a thin,
surgically incised
by a fiendishly honed

Beneath the distant howls and
clangs of the diminishing battle,
I heard, what I believed
to be a moan.
No, my hearing conceived,
more or less,
it to be a groan,
but I doubted this
and I soon perceived this
to be a sonic mirage,
a delusion
spawned by a hopeful
for I knew him to be dying
or already dead.
An overwhelming desire
urged me to rush to his aid,
but due to my reason
I knew it to be folly,
and I only stood
heavy footed,
for the wound was too deep
and too fatal;
and because of my arrière pensée,
I was as rooted,
as a cedar of Lebanon,
to the ground.
A stray sound...
Frederick asked and beckoned me nearer.
"Am I alive?"
I nodded,saying,
"And, I am here, Sir."

Le Sang des Fidèles

Of a sudden,
a cold and mighty surge of shame
washed over me.
I felt an urgent need
to flee from this realm and
ride down this dry Wadi of Ignominy,
and fly into the furtive domain of Hell,
then crawl into an adamantine shell
to hide myself,
to hide my name.
My dishonor?
I could not,
or would not,
thwart the sword blow
that maimed my lord
and felled him to the earth.
But, I did not go away.
With my bloody claymore dangling
from a gauntleted,
enfeebled hand,
stained with the blood of the faithful.
I crouched near
to better hear
his command.
I was afraid that I was witnessing
his last moments drawing near,
afraid to exist
without his might
to guide me through
this darkness terrible,
lost his beacon light
agleam on my sea of night.
I lightly braced him so he
could slightly lift himself upon an elbow.
I feared further pain to him,
so I only knelt,
young head bowed,
as would a man much older.
Then, I felt his huge hand clamp my shoulder.
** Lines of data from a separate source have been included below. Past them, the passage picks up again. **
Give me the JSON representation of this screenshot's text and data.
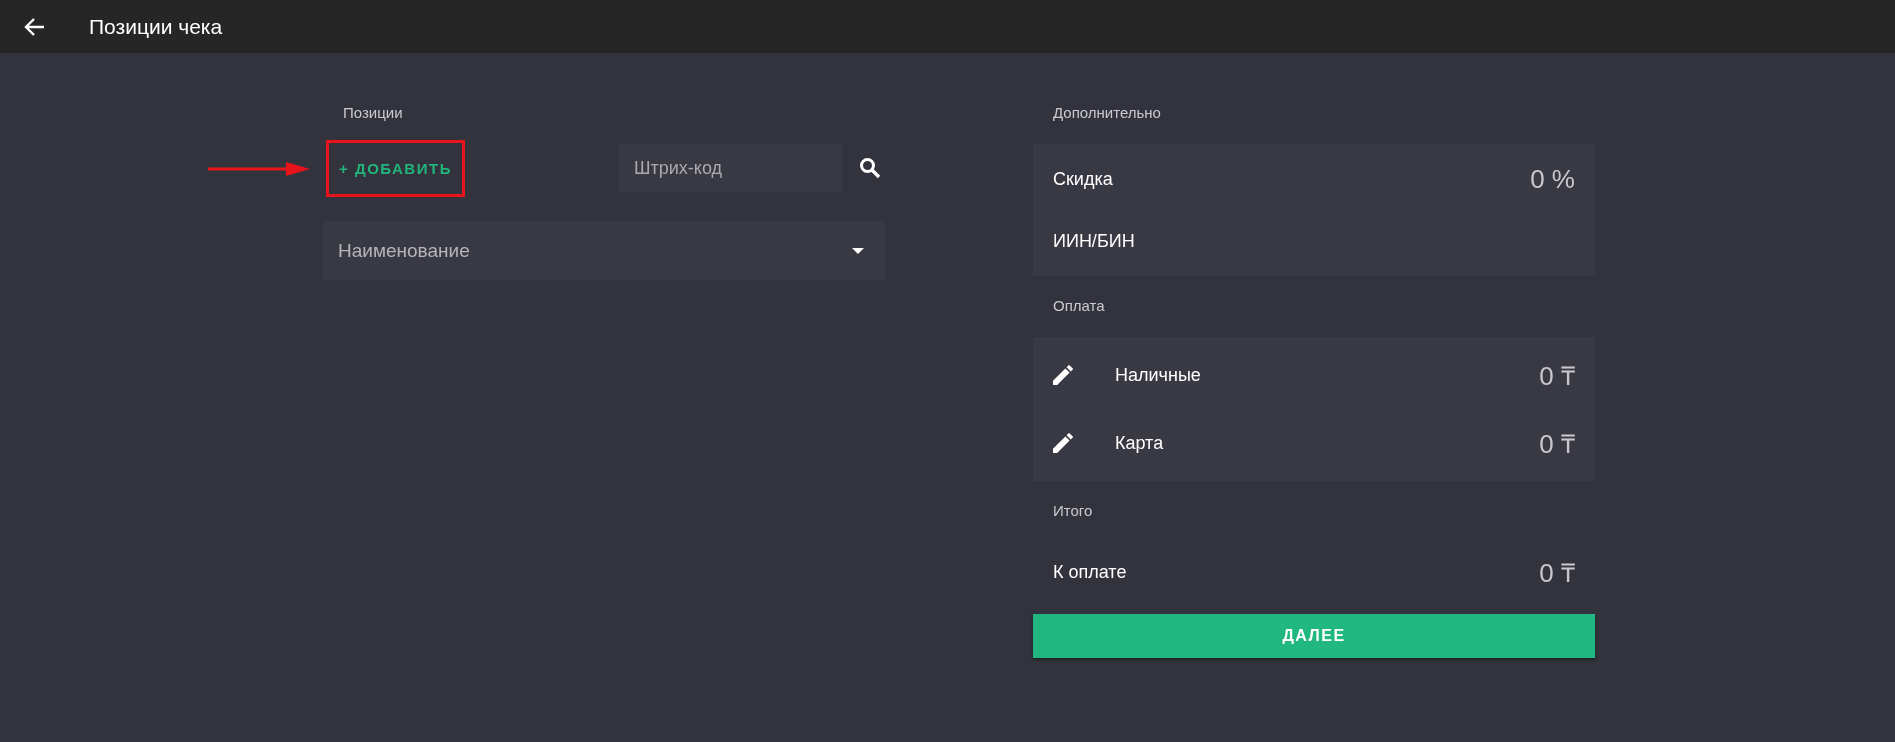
{
  "header": {
    "title": "Позиции чека"
  },
  "positions": {
    "label": "Позиции",
    "add_button": {
      "label": "+ ДОБАВИТЬ",
      "highlighted": true
    },
    "barcode": {
      "placeholder": "Штрих-код"
    },
    "name_select": {
      "placeholder": "Наименование"
    }
  },
  "extra": {
    "label": "Дополнительно",
    "rows": [
      {
        "label": "Скидка",
        "value": "0 %"
      },
      {
        "label": "ИИН/БИН"
      }
    ]
  },
  "payment": {
    "label": "Оплата",
    "rows": [
      {
        "label": "Наличные",
        "value": "0 ₸"
      },
      {
        "label": "Карта",
        "value": "0 ₸"
      }
    ]
  },
  "total": {
    "label": "Итого",
    "rows": [
      {
        "label": "К оплате",
        "value": "0 ₸"
      }
    ]
  },
  "next_button": {
    "label": "ДАЛЕЕ"
  }
}
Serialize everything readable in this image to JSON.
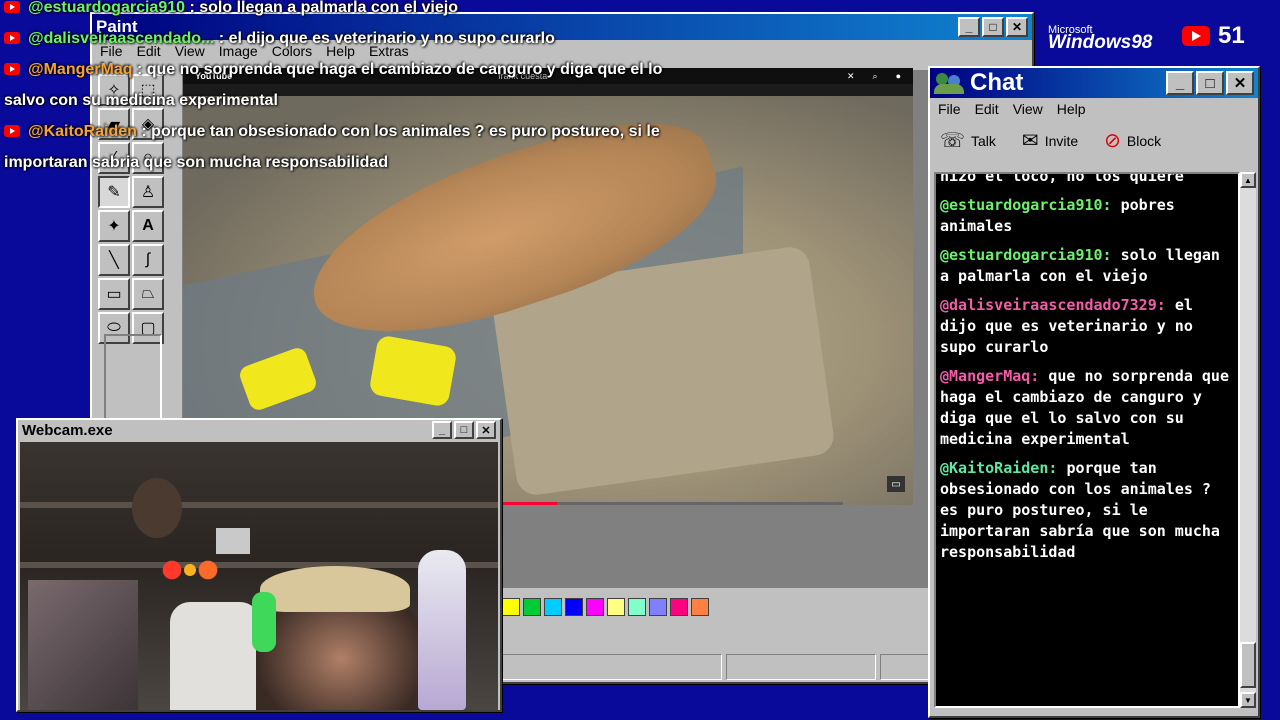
{
  "paint": {
    "title": "Paint",
    "menu": [
      "File",
      "Edit",
      "View",
      "Image",
      "Colors",
      "Help",
      "Extras"
    ]
  },
  "video": {
    "site": "YouTube",
    "query": "frank cuesta",
    "progress_fraction": 0.16
  },
  "palette": [
    "#ffff00",
    "#00cc33",
    "#00ccff",
    "#0000ff",
    "#ff00ff",
    "#ffff80",
    "#80ffcc",
    "#8080ff",
    "#ff0080",
    "#ff8040"
  ],
  "overlay": [
    {
      "user": "@estuardogarcia910",
      "sep": " : ",
      "text": "solo llegan a palmarla con el viejo",
      "color": "green"
    },
    {
      "user": "@dalisveiraascendado...",
      "sep": " : ",
      "text": "el dijo que es veterinario y no supo curarlo",
      "color": "green"
    },
    {
      "user": "@MangerMaq",
      "sep": " : ",
      "text": "que no sorprenda que haga el cambiazo de canguro y diga que el lo salvo con su medicina experimental",
      "color": "orange"
    },
    {
      "user": "@KaitoRaiden",
      "sep": " : ",
      "text": "porque tan obsesionado con los animales ? es puro postureo, si le importaran sabria que son mucha responsabilidad",
      "color": "orange"
    }
  ],
  "brand": {
    "microsoft": "Microsoft",
    "windows": "Windows98",
    "views": "51"
  },
  "chat": {
    "title": "Chat",
    "menu": [
      "File",
      "Edit",
      "View",
      "Help"
    ],
    "toolbar": {
      "talk": "Talk",
      "invite": "Invite",
      "block": "Block"
    },
    "partial_line": "hizo el loco, no los quiere",
    "messages": [
      {
        "user": "@estuardogarcia910:",
        "text": "pobres animales",
        "color": "green"
      },
      {
        "user": "@estuardogarcia910:",
        "text": "solo llegan a palmarla con el viejo",
        "color": "green"
      },
      {
        "user": "@dalisveiraascendado7329:",
        "text": "el dijo que es veterinario y no supo curarlo",
        "color": "pink"
      },
      {
        "user": "@MangerMaq:",
        "text": "que no sorprenda que haga el cambiazo de canguro y diga que el lo salvo con su medicina experimental",
        "color": "pink"
      },
      {
        "user": "@KaitoRaiden:",
        "text": "porque tan obsesionado con los animales ? es puro postureo, si le importaran sabría que son mucha responsabilidad",
        "color": "teal"
      }
    ]
  },
  "webcam": {
    "title": "Webcam.exe"
  },
  "window_buttons": {
    "minimize": "_",
    "maximize": "□",
    "close": "✕"
  }
}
"Karl?" He wheezed.

"Yes, my lord. I am here."
I answered again,
but I swear,
I was losing all sense
of reason and rhyme,
the season in time
and whether or not
I was really here,
or there...

Ostium Apertum In Caelo

I soared upwards,
yet I looked down,
as I was floating
like a cloud,
to see my body
on the ground.
I heard
the Logos
sounding loudly;
like unto a thunder,
like unto a waterfall,
like unto shofars
resounding beyond number.
Said one like a son of man.
"What do you see?"
Pointing toward
a latten sea.
How can I tell this tale?
Where to begin?
And where is the end
of this fable?